CV NEWS FEED // The Jesuit publication America magazine published an interview with Catholic Democrat Sen. Dick Durbin of Illinois in which the senator complained of being denied Communion due to his pro-abortion stance.
In the article, Jesuit priest and America magazine associate editor Jim McDermott addressed himself sympathetically to Durbin. McDermott also framed the interview with references to an upcoming meeting of the U.S. bishops, where they will discuss whether Catholic politicians who support abortion should present themselves for Communion.
“For the last 17 years, Senator Durbin has been unable to receive Communion in his home diocese in Springfield, Ill,” McDermott explained:
In April 2004 his pastor Monsignor Kevin Vann (now the bishop of Orange County, Calif.) said he would be “reticent” to give Mr. Durbin Communion on the basis of his pro-choice political voting record. At the time, then-bishop of Springfield, Ill., George J. Lucas, supported Father Vann’s action. Current Bishop Thomas J. Paprocki has maintained that position and banned other local pro-choice politicians from receiving Communion as well.
“In June the U.S. bishops voted 168 to 55 to draft a teaching document on the Eucharist,” wrote McDermott. “With the U.S.C.C.B. preparing to review that document next week at its annual fall meeting, I reached out to Mr. Durbin to discuss his experiences as a Catholic politician and how he assesses the decision of some bishops to deny Communion to some Catholics.”
Durbin “spoke frankly about how being denied Communion in his own diocese has made going into any church a fraught and uncomfortable experience and of his frustration with the way the bishops seem to be using the Eucharist for political purposes,” McDermott wrote.
“The pope recently commented about not refusing anyone Communion. And I’ve been wondering what it’s been like to be a Catholic politician who has been refused Communion because of a pro-choice voting record. How has that experience been for you?” McDermott asked Durbin.
“It’s not a happy experience,” Durbin replied. “I found another Catholic venue, the Archdiocese of Chicago, and a church where they were willing to let me in and allowed my wife to join me. So it’s become my new faith home.”
Durbin went on to express unease about the majority of U.S. Bishops who “voted in June to consider a document on the Eucharist, which makes me concerned that three quarters of the U.S. bishops think this should be the official policy of the Catholic Church in America.”
Durbin said that it is “fundamentally unfair” that individual bishops can deny Communion to politicians who promote abortion, and pointed out that many Catholics who support abortion receive Communion all the time, but since his record of promoting abortion as a lawmaker is public, he gets singled out — as do other publicly pro-abortion figures.
Durbin went on to complain that it was “entirely out of line” for Archbishop Jose Gomez, the head of the United States Conference of Catholic Bishops (USCCB), to criticize President Biden on his Inauguration Day.

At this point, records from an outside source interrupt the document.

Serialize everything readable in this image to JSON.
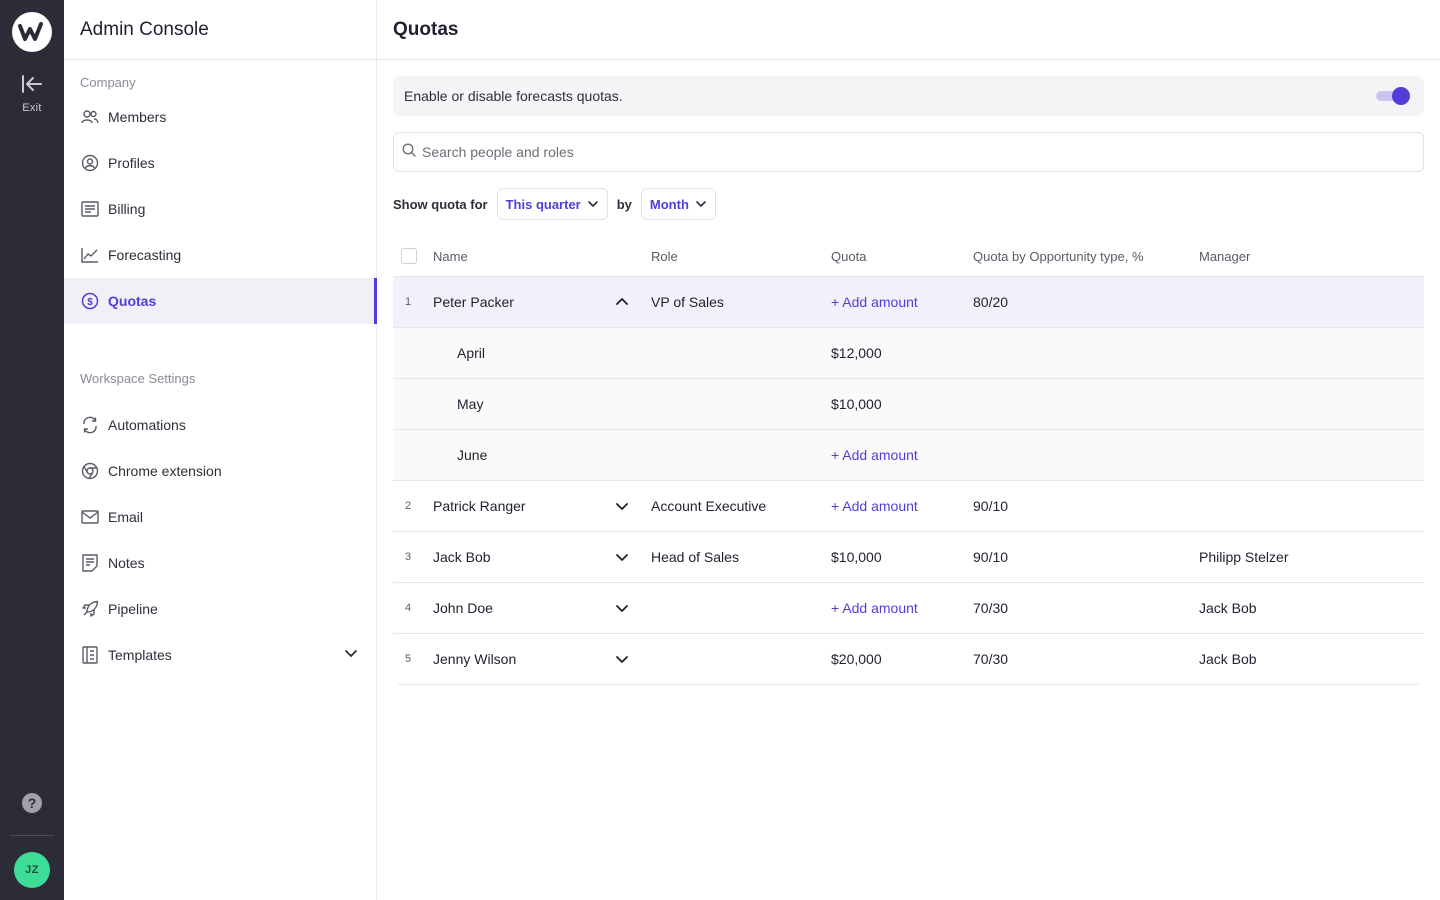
{
  "rail": {
    "exit_label": "Exit",
    "avatar_initials": "JZ",
    "help_glyph": "?"
  },
  "sidebar": {
    "title": "Admin Console",
    "company_label": "Company",
    "company_items": [
      {
        "label": "Members",
        "icon": "users-icon"
      },
      {
        "label": "Profiles",
        "icon": "user-circle-icon"
      },
      {
        "label": "Billing",
        "icon": "receipt-icon"
      },
      {
        "label": "Forecasting",
        "icon": "chart-line-icon"
      },
      {
        "label": "Quotas",
        "icon": "dollar-circle-icon",
        "active": true
      }
    ],
    "workspace_label": "Workspace Settings",
    "workspace_items": [
      {
        "label": "Automations",
        "icon": "refresh-icon"
      },
      {
        "label": "Chrome extension",
        "icon": "chrome-icon"
      },
      {
        "label": "Email",
        "icon": "mail-icon"
      },
      {
        "label": "Notes",
        "icon": "note-icon"
      },
      {
        "label": "Pipeline",
        "icon": "rocket-icon"
      },
      {
        "label": "Templates",
        "icon": "template-icon"
      }
    ]
  },
  "main": {
    "title": "Quotas",
    "toggle_text": "Enable or disable forecasts quotas.",
    "toggle_on": true,
    "search_placeholder": "Search people and roles",
    "filter": {
      "show_label": "Show quota for",
      "period_value": "This quarter",
      "by_label": "by",
      "granularity_value": "Month"
    },
    "table": {
      "headers": {
        "name": "Name",
        "role": "Role",
        "quota": "Quota",
        "type": "Quota by Opportunity type, %",
        "manager": "Manager"
      },
      "add_label": "+ Add amount",
      "rows": [
        {
          "num": "1",
          "name": "Peter Packer",
          "role": "VP of Sales",
          "quota": "+ Add amount",
          "type": "80/20",
          "manager": ""
        },
        {
          "num": "2",
          "name": "Patrick Ranger",
          "role": "Account Executive",
          "quota": "+ Add amount",
          "type": "90/10",
          "manager": ""
        },
        {
          "num": "3",
          "name": "Jack Bob",
          "role": "Head of Sales",
          "quota": "$10,000",
          "type": "90/10",
          "manager": "Philipp Stelzer"
        },
        {
          "num": "4",
          "name": "John Doe",
          "role": "",
          "quota": "+ Add amount",
          "type": "70/30",
          "manager": "Jack Bob"
        },
        {
          "num": "5",
          "name": "Jenny Wilson",
          "role": "",
          "quota": "$20,000",
          "type": "70/30",
          "manager": "Jack Bob"
        }
      ],
      "sub_rows": [
        {
          "name": "April",
          "quota": "$12,000"
        },
        {
          "name": "May",
          "quota": "$10,000"
        },
        {
          "name": "June",
          "quota": "+ Add amount"
        }
      ]
    }
  },
  "colors": {
    "accent": "#4f3fd8",
    "rail_bg": "#2b2c38",
    "avatar_bg": "#3ddc97"
  }
}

The senator also suggested that many bishops who disapprove of Biden’s promotion of abortion have been hypocritical supporters of former President Donald Trump, despite the fact that Trump was “executing people … just left and right” during his presidency.
When McDermott asked him directly about the upcoming meeting of the U.S. Bishops, Durbin pointed out that it is “interesting” that when the Church “attacks” pro-abortion Democrats, they rarely “turn the tables” and attack the Church — though they could. “Can we think of a few topics where the church is vulnerable? Yes, we can.”
“I don’t have any particular qualification to do this, but if I had to give advice to the church, it strikes me that one of the fundamental issues that they have to deal with is the role of women in the church,” Durbin said:
When you consider what has happened in the world and in the United States, with the emergence of women as leaders and co-equals with men, the church has a long way to go. And I think it’s at the root of some of the difficulties the bishops have, particularly when it comes to issues such as choice.
Durbin went on to speak of his sister-in-law, a former nun who “left the ministry to marry a former priest.”
“They are maintaining a parish in East St. Louis, Ill., almost single-handedly, the two of them, and virtually everyone I know in the area says what a waste that they couldn’t both be priests,” Durbin said. “There should be much fairer treatment when it comes to women and people of different sexual orientations.
“You speak with real feeling about these issues,” McDermott replied.
McDermott also asked Durbin whether he believes there are any circumstances under which a Catholic should be denied Communion.
“Well, it’s been a long time since I took theology classes, but I think the standard for receiving Communion is a well-formed conscience, and where you come down as a result of that, and that is personal to the individual standing at the rail,” Durbin said.
“In the end it is a personal decision to stand at that rail,” he concluded, “and I think with very few exceptions, Communion is offered to anybody if the person believes that they are worthy of it.”
Readers can find the full interview here.